What you are asked to do:
Give the records below again, exactly as they appear.
>>>
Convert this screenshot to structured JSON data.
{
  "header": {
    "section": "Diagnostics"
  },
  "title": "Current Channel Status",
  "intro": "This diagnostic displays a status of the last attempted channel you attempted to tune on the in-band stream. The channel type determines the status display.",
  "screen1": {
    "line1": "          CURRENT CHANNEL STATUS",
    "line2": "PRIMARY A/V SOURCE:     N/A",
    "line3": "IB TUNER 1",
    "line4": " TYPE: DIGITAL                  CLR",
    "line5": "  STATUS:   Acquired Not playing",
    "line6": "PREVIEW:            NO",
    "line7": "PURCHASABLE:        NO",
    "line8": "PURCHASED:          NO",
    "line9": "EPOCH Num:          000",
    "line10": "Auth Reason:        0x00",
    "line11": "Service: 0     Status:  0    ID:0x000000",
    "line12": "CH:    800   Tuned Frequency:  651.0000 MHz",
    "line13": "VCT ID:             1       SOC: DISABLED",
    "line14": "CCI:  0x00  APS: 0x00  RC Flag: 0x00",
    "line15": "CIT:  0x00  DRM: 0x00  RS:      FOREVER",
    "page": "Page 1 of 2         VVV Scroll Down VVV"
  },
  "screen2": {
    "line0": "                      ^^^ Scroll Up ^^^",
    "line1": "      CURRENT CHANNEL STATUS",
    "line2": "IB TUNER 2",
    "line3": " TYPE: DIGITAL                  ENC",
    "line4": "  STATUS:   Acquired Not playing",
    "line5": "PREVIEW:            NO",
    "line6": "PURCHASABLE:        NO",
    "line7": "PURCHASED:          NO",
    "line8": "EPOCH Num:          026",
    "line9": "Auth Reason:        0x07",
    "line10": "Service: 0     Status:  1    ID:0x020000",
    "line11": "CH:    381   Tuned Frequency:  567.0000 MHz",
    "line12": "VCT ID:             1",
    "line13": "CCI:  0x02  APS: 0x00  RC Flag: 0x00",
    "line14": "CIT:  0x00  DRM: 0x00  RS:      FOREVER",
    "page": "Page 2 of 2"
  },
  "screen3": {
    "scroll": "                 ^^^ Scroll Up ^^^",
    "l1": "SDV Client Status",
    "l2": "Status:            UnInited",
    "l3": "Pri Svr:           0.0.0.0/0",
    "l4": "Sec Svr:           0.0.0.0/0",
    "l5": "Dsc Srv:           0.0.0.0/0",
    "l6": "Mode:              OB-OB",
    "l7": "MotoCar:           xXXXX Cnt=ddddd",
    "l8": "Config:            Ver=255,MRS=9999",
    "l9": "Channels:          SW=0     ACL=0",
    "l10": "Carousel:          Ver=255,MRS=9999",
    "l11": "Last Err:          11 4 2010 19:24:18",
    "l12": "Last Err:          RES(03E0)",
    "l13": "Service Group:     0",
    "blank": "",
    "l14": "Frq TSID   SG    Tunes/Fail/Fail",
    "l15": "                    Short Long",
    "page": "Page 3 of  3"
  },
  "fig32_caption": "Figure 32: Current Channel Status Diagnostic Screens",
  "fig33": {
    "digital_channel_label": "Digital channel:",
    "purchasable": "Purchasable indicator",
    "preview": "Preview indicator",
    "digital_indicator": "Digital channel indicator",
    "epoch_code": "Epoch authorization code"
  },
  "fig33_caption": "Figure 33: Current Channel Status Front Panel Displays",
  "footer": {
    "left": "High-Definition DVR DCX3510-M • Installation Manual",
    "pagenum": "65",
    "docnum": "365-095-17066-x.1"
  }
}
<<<
Result:
Convert this screenshot to structured JSON data.
{
  "header": {
    "section": "Diagnostics"
  },
  "title": "Current Channel Status",
  "intro": "This diagnostic displays a status of the last attempted channel you attempted to tune on the in-band stream. The channel type determines the status display.",
  "screen1": {
    "line1": "          CURRENT CHANNEL STATUS",
    "line2": "PRIMARY A/V SOURCE:     N/A",
    "line3": "IB TUNER 1",
    "line4": " TYPE: DIGITAL                  CLR",
    "line5": "  STATUS:   Acquired Not playing",
    "line6": "PREVIEW:            NO",
    "line7": "PURCHASABLE:        NO",
    "line8": "PURCHASED:          NO",
    "line9": "EPOCH Num:          000",
    "line10": "Auth Reason:        0x00",
    "line11": "Service: 0     Status:  0    ID:0x000000",
    "line12": "CH:    800   Tuned Frequency:  651.0000 MHz",
    "line13": "VCT ID:             1       SOC: DISABLED",
    "line14": "CCI:  0x00  APS: 0x00  RC Flag: 0x00",
    "line15": "CIT:  0x00  DRM: 0x00  RS:      FOREVER",
    "page": "Page 1 of 2         VVV Scroll Down VVV"
  },
  "screen2": {
    "line0": "                      ^^^ Scroll Up ^^^",
    "line1": "      CURRENT CHANNEL STATUS",
    "line2": "IB TUNER 2",
    "line3": " TYPE: DIGITAL                  ENC",
    "line4": "  STATUS:   Acquired Not playing",
    "line5": "PREVIEW:            NO",
    "line6": "PURCHASABLE:        NO",
    "line7": "PURCHASED:          NO",
    "line8": "EPOCH Num:          026",
    "line9": "Auth Reason:        0x07",
    "line10": "Service: 0     Status:  1    ID:0x020000",
    "line11": "CH:    381   Tuned Frequency:  567.0000 MHz",
    "line12": "VCT ID:             1",
    "line13": "CCI:  0x02  APS: 0x00  RC Flag: 0x00",
    "line14": "CIT:  0x00  DRM: 0x00  RS:      FOREVER",
    "page": "Page 2 of 2"
  },
  "screen3": {
    "scroll": "                 ^^^ Scroll Up ^^^",
    "l1": "SDV Client Status",
    "l2": "Status:            UnInited",
    "l3": "Pri Svr:           0.0.0.0/0",
    "l4": "Sec Svr:           0.0.0.0/0",
    "l5": "Dsc Srv:           0.0.0.0/0",
    "l6": "Mode:              OB-OB",
    "l7": "MotoCar:           xXXXX Cnt=ddddd",
    "l8": "Config:            Ver=255,MRS=9999",
    "l9": "Channels:          SW=0     ACL=0",
    "l10": "Carousel:          Ver=255,MRS=9999",
    "l11": "Last Err:          11 4 2010 19:24:18",
    "l12": "Last Err:          RES(03E0)",
    "l13": "Service Group:     0",
    "blank": "",
    "l14": "Frq TSID   SG    Tunes/Fail/Fail",
    "l15": "                    Short Long",
    "page": "Page 3 of  3"
  },
  "fig32_caption": "Figure 32: Current Channel Status Diagnostic Screens",
  "fig33": {
    "digital_channel_label": "Digital channel:",
    "purchasable": "Purchasable indicator",
    "preview": "Preview indicator",
    "digital_indicator": "Digital channel indicator",
    "epoch_code": "Epoch authorization code"
  },
  "fig33_caption": "Figure 33: Current Channel Status Front Panel Displays",
  "footer": {
    "left": "High-Definition DVR DCX3510-M • Installation Manual",
    "pagenum": "65",
    "docnum": "365-095-17066-x.1"
  }
}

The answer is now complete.